Administrative / Biographical History
James Ormiston Affleck was born in Edinburgh in 1840. He decided to become a doctor and studied at Edinburgh University, qualifying in 1867 with the degrees of M.B. and C.M. and taking the Licence at the Royal College of Surgeons. After qualifying he settled down to practice in the Stockbridge district of the city, but in the evening he continued to study and to work on his thesis Functional disorders of the heart. He took his M.D. degree in 1869 and then in 1875 he became a Fellow of the Royal College of Surgeons. Affleck's talents were noticed by Professor Sir Douglas Maclagan (1812-1900) who selected him as his Assistant in the Department of Public Health and Medical Jurisprudence at Edinburgh University. Because Maclagan was also one of the clinical teachers at the Royal Infirmary, Affleck as his Assistant soon became just as well known and respected in both the University and the Infirmary, and in 1877 he was appointed Assistant Physician to the Royal Infirmary. Around this time he started as Lecturer on the Practice of Medicine at Surgeons' Hall, Edinburgh. When his term of office at the Infirmary expired in 1900, he was appointed Consulting Physician at the City Fever Hospital where he continued to teach until 1908. He also acted as Physician to the Longmore Hospital for Incurables. Affleck was knighted at the Palace of Holyroodhouse, in Edinburgh, in 1911. Sir James Ormiston Affleck died on 24 September 1922.
Generally open for consultation to bona fide researchers, but please contact repository for details in advance.
The biographical/administrative history was compiled using the following material: (1) Proceedings of the Royal Society of Edinburgh. Vol.42. 1921-1922. pp.376-379. Edinburgh: Neill and Co., 1923.
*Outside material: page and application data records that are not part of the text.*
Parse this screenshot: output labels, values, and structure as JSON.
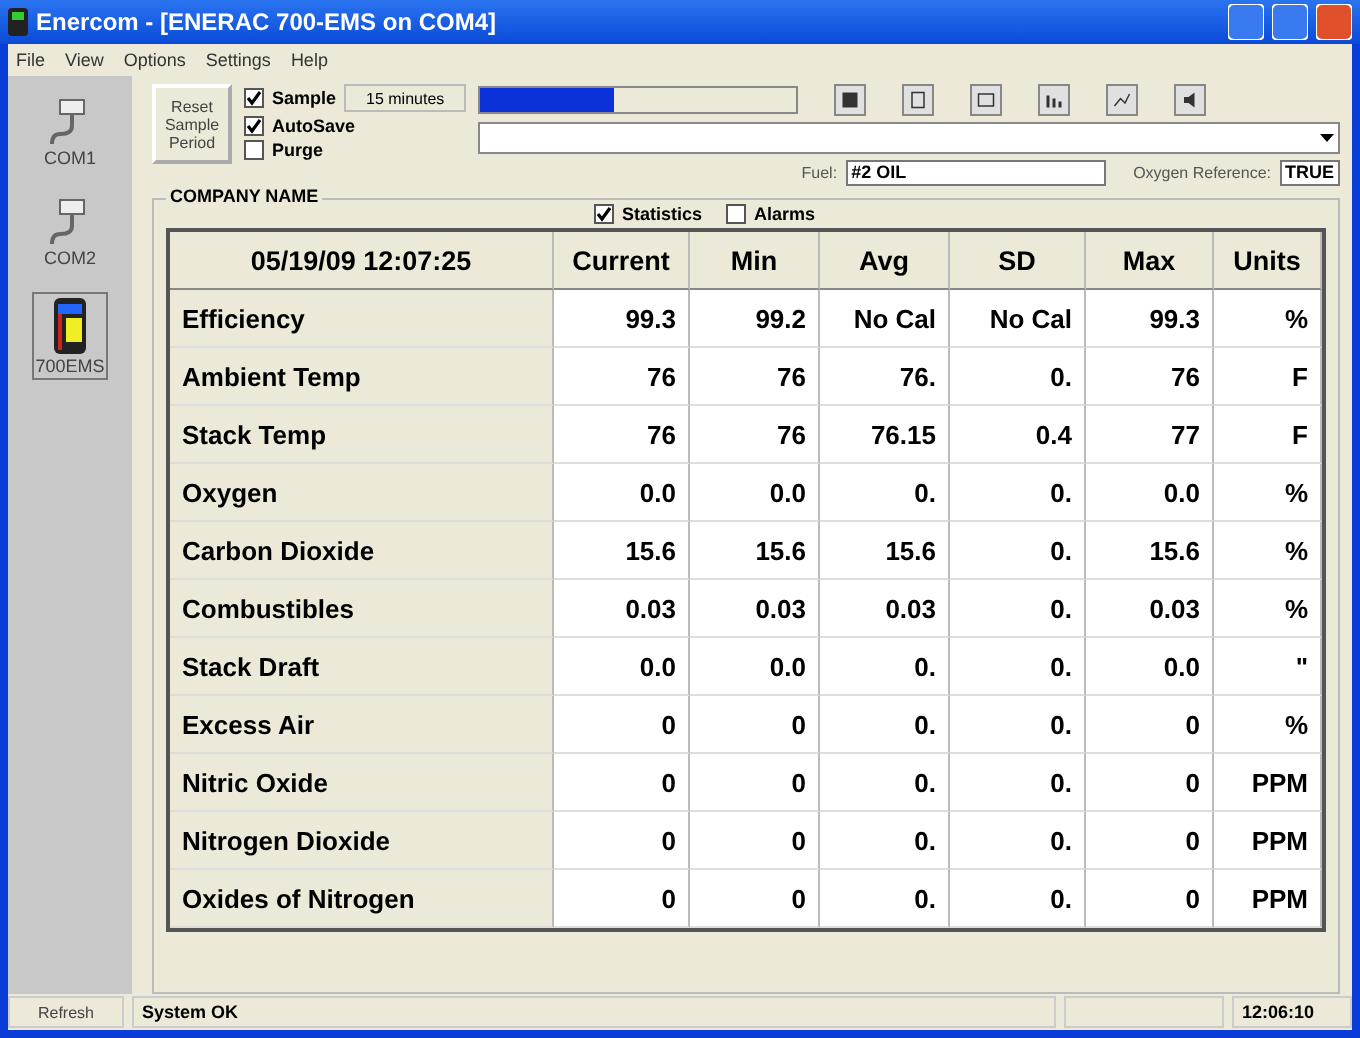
{
  "window": {
    "title": "Enercom - [ENERAC 700-EMS on COM4]"
  },
  "menu": [
    "File",
    "View",
    "Options",
    "Settings",
    "Help"
  ],
  "sidebar": [
    {
      "label": "COM1",
      "kind": "port",
      "selected": false
    },
    {
      "label": "COM2",
      "kind": "port",
      "selected": false
    },
    {
      "label": "700EMS",
      "kind": "device",
      "selected": true
    }
  ],
  "controls": {
    "reset_button": "Reset Sample Period",
    "sample": {
      "label": "Sample",
      "checked": true
    },
    "autosave": {
      "label": "AutoSave",
      "checked": true
    },
    "purge": {
      "label": "Purge",
      "checked": false
    },
    "period_button": "15 minutes",
    "progress": {
      "level": 0.42
    },
    "fuel_label": "Fuel:",
    "fuel_value": "#2 OIL",
    "oxygen_label": "Oxygen Reference:",
    "oxygen_value": "TRUE"
  },
  "toolbar": [
    {
      "kind": "save"
    },
    {
      "kind": "clipboard"
    },
    {
      "kind": "window"
    },
    {
      "kind": "bars"
    },
    {
      "kind": "line"
    },
    {
      "kind": "speaker"
    }
  ],
  "group": {
    "title": "COMPANY NAME",
    "statistics": {
      "label": "Statistics",
      "checked": true
    },
    "alarms": {
      "label": "Alarms",
      "checked": false
    }
  },
  "table": {
    "columns": [
      "05/19/09 12:07:25",
      "Current",
      "Min",
      "Avg",
      "SD",
      "Max",
      "Units"
    ],
    "rows": [
      [
        "Efficiency",
        "99.3",
        "99.2",
        "No Cal",
        "No Cal",
        "99.3",
        "%"
      ],
      [
        "Ambient Temp",
        "76",
        "76",
        "76.",
        "0.",
        "76",
        "F"
      ],
      [
        "Stack Temp",
        "76",
        "76",
        "76.15",
        "0.4",
        "77",
        "F"
      ],
      [
        "Oxygen",
        "0.0",
        "0.0",
        "0.",
        "0.",
        "0.0",
        "%"
      ],
      [
        "Carbon Dioxide",
        "15.6",
        "15.6",
        "15.6",
        "0.",
        "15.6",
        "%"
      ],
      [
        "Combustibles",
        "0.03",
        "0.03",
        "0.03",
        "0.",
        "0.03",
        "%"
      ],
      [
        "Stack Draft",
        "0.0",
        "0.0",
        "0.",
        "0.",
        "0.0",
        "\""
      ],
      [
        "Excess Air",
        "0",
        "0",
        "0.",
        "0.",
        "0",
        "%"
      ],
      [
        "Nitric Oxide",
        "0",
        "0",
        "0.",
        "0.",
        "0",
        "PPM"
      ],
      [
        "Nitrogen Dioxide",
        "0",
        "0",
        "0.",
        "0.",
        "0",
        "PPM"
      ],
      [
        "Oxides of Nitrogen",
        "0",
        "0",
        "0.",
        "0.",
        "0",
        "PPM"
      ]
    ]
  },
  "status_bar": {
    "button": "Refresh",
    "message": "System OK",
    "time": "12:06:10"
  }
}
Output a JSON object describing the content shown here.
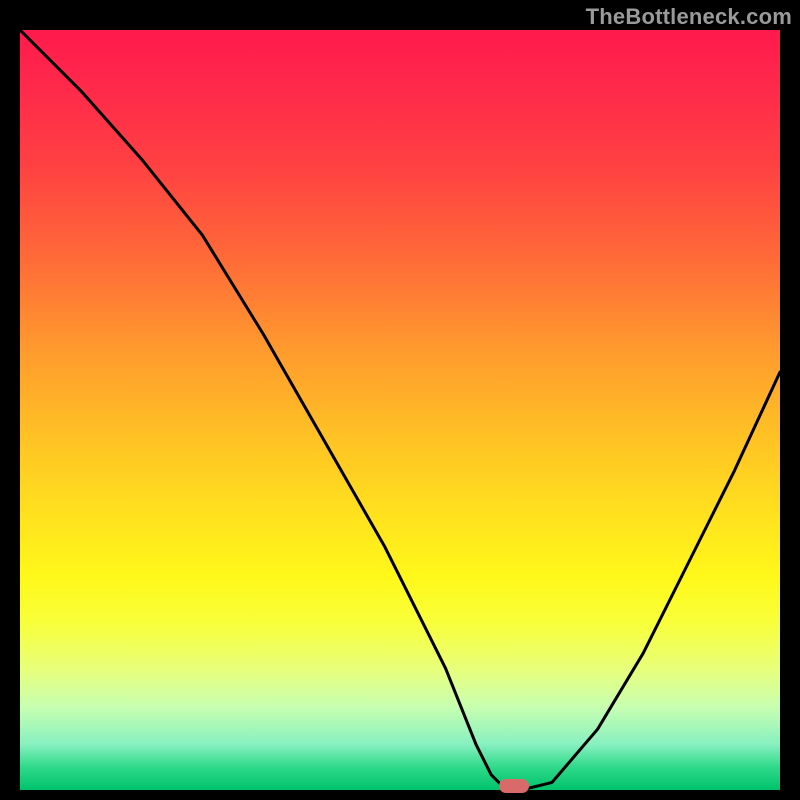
{
  "watermark": "TheBottleneck.com",
  "chart_data": {
    "type": "line",
    "title": "",
    "xlabel": "",
    "ylabel": "",
    "xlim": [
      0,
      100
    ],
    "ylim": [
      0,
      100
    ],
    "grid": false,
    "background": "rainbow-gradient",
    "series": [
      {
        "name": "bottleneck-curve",
        "x": [
          0,
          8,
          16,
          24,
          32,
          40,
          48,
          56,
          60,
          62,
          64,
          66,
          70,
          76,
          82,
          88,
          94,
          100
        ],
        "y": [
          100,
          92,
          83,
          73,
          60,
          46,
          32,
          16,
          6,
          2,
          0,
          0,
          1,
          8,
          18,
          30,
          42,
          55
        ]
      }
    ],
    "marker": {
      "x": 65,
      "y": 0.5,
      "shape": "pill",
      "color": "#d86a6a"
    }
  }
}
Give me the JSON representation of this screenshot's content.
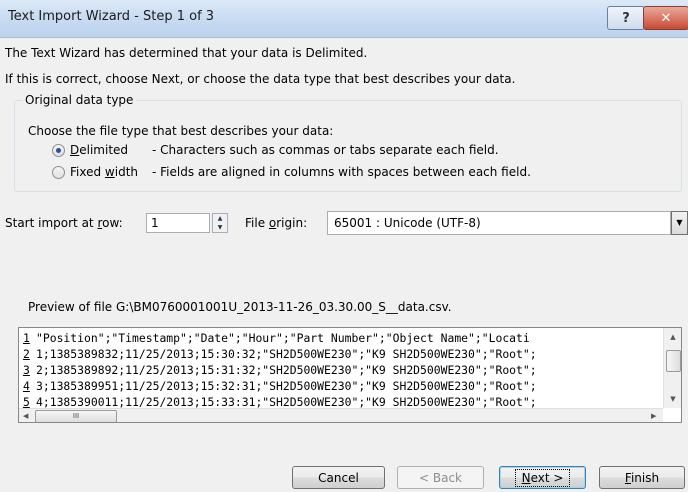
{
  "window": {
    "title": "Text Import Wizard - Step 1 of 3",
    "help": "?",
    "close": "✕"
  },
  "intro": {
    "line1": "The Text Wizard has determined that your data is Delimited.",
    "line2": "If this is correct, choose Next, or choose the data type that best describes your data."
  },
  "group": {
    "label": "Original data type",
    "prompt": "Choose the file type that best describes your data:",
    "options": [
      {
        "pre": "",
        "key": "D",
        "post": "elimited",
        "desc": "- Characters such as commas or tabs separate each field.",
        "checked": true
      },
      {
        "pre": "Fixed ",
        "key": "w",
        "post": "idth",
        "desc": "- Fields are aligned in columns with spaces between each field.",
        "checked": false
      }
    ]
  },
  "start_row": {
    "pre": "Start import at ",
    "key": "r",
    "post": "ow:",
    "value": "1"
  },
  "file_origin": {
    "pre": "File ",
    "key": "o",
    "post": "rigin:",
    "value": "65001 : Unicode (UTF-8)"
  },
  "preview": {
    "label": "Preview of file G:\\BM0760001001U_2013-11-26_03.30.00_S__data.csv.",
    "lines": [
      {
        "n": "1",
        "text": "\"Position\";\"Timestamp\";\"Date\";\"Hour\";\"Part Number\";\"Object Name\";\"Locati"
      },
      {
        "n": "2",
        "text": "1;1385389832;11/25/2013;15:30:32;\"SH2D500WE230\";\"K9 SH2D500WE230\";\"Root\";"
      },
      {
        "n": "3",
        "text": "2;1385389892;11/25/2013;15:31:32;\"SH2D500WE230\";\"K9 SH2D500WE230\";\"Root\";"
      },
      {
        "n": "4",
        "text": "3;1385389951;11/25/2013;15:32:31;\"SH2D500WE230\";\"K9 SH2D500WE230\";\"Root\";"
      },
      {
        "n": "5",
        "text": "4;1385390011;11/25/2013;15:33:31;\"SH2D500WE230\";\"K9 SH2D500WE230\";\"Root\";"
      }
    ],
    "hthumb": "III"
  },
  "buttons": {
    "cancel": "Cancel",
    "back": "< Back",
    "next": {
      "key": "N",
      "post": "ext >"
    },
    "finish": {
      "key": "F",
      "post": "inish"
    }
  }
}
Compiled by Graeme D Eddie, Edinburgh University Library, Special Collections Division
Other Finding Aids
Important finding aids generally are: the alphabetical Index to Manuscripts held at Edinburgh University Library, Special Collections and Archives, consisting of typed slips in sheaf binders and to which additions were made until 1987; and the Index to Accessions Since 1987.